=== Section Start ===

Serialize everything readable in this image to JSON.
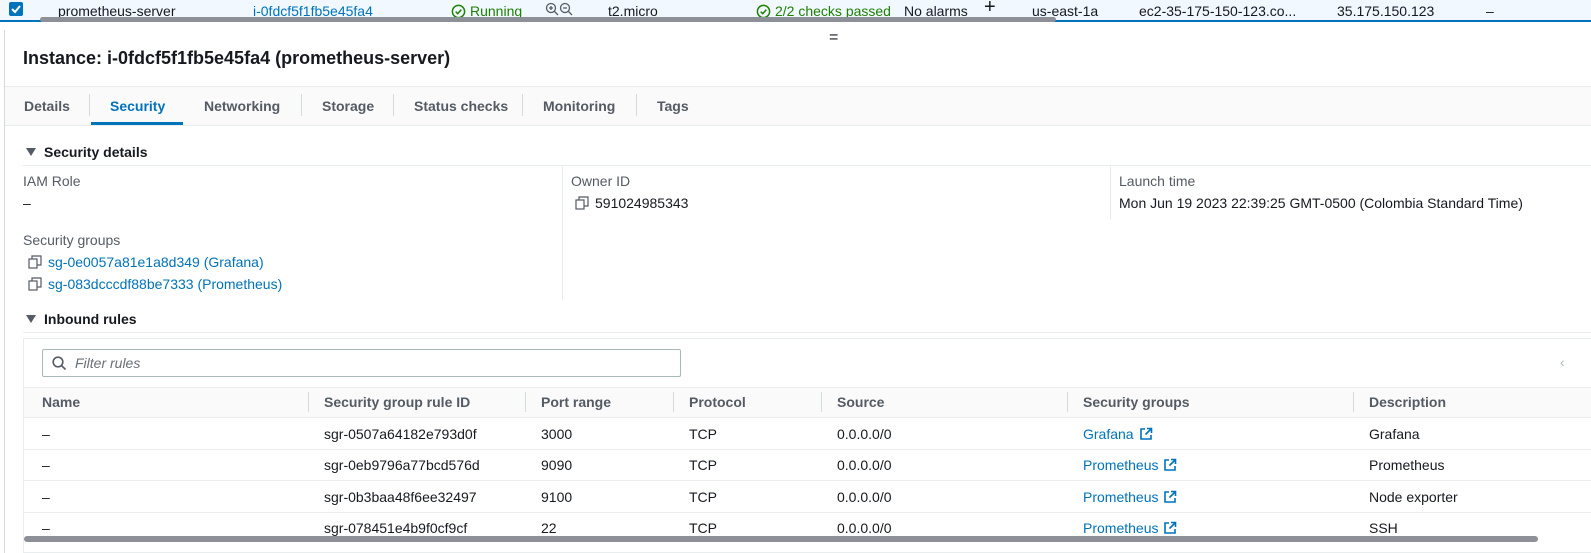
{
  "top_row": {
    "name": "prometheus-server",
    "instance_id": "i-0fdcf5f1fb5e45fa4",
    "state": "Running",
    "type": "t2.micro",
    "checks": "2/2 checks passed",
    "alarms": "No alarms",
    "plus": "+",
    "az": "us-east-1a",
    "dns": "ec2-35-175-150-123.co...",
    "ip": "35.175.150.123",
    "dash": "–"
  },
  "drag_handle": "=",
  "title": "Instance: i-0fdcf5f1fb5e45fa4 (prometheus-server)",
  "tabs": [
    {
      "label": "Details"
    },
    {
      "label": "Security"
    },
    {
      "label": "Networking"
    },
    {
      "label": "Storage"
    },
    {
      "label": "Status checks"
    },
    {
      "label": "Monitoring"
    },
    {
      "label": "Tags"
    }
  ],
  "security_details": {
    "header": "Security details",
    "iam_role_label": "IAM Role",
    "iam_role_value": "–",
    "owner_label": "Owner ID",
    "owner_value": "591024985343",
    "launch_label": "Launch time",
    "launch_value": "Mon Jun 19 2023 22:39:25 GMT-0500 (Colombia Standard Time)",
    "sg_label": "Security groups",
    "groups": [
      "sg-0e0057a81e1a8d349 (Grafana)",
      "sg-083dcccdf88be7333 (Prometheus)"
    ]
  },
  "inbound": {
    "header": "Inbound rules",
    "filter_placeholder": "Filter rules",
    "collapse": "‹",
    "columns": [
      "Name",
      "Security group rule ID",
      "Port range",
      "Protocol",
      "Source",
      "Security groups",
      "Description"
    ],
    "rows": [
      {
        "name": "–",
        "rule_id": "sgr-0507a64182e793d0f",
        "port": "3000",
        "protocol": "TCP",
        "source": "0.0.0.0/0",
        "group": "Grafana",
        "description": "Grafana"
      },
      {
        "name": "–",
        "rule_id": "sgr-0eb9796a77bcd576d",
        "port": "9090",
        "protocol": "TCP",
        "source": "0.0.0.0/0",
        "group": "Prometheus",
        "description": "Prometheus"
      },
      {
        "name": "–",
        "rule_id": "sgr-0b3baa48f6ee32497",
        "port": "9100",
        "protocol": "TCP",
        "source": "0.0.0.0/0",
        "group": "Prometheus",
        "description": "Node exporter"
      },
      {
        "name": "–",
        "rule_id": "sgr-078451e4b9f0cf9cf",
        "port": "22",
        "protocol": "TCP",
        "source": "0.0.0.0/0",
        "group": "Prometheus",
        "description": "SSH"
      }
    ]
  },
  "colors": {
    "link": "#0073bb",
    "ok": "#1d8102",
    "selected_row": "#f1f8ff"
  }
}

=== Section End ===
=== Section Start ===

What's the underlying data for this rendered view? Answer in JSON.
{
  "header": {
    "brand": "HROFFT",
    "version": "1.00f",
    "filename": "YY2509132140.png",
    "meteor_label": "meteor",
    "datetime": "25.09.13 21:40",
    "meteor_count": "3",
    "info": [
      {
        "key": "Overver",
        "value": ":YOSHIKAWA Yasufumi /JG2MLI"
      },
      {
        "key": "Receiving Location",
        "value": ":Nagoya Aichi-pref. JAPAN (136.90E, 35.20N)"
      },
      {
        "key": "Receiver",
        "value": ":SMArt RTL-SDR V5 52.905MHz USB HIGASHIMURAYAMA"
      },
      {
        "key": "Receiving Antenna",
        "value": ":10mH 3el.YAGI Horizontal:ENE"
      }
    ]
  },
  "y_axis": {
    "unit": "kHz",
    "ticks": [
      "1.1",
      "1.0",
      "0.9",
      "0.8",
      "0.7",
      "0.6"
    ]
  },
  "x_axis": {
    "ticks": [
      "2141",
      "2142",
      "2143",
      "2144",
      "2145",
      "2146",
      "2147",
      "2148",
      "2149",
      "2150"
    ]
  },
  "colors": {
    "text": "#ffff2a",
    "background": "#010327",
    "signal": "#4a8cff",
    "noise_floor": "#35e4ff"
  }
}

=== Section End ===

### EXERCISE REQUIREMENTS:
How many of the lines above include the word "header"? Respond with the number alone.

### OUTPUT BELOW:
3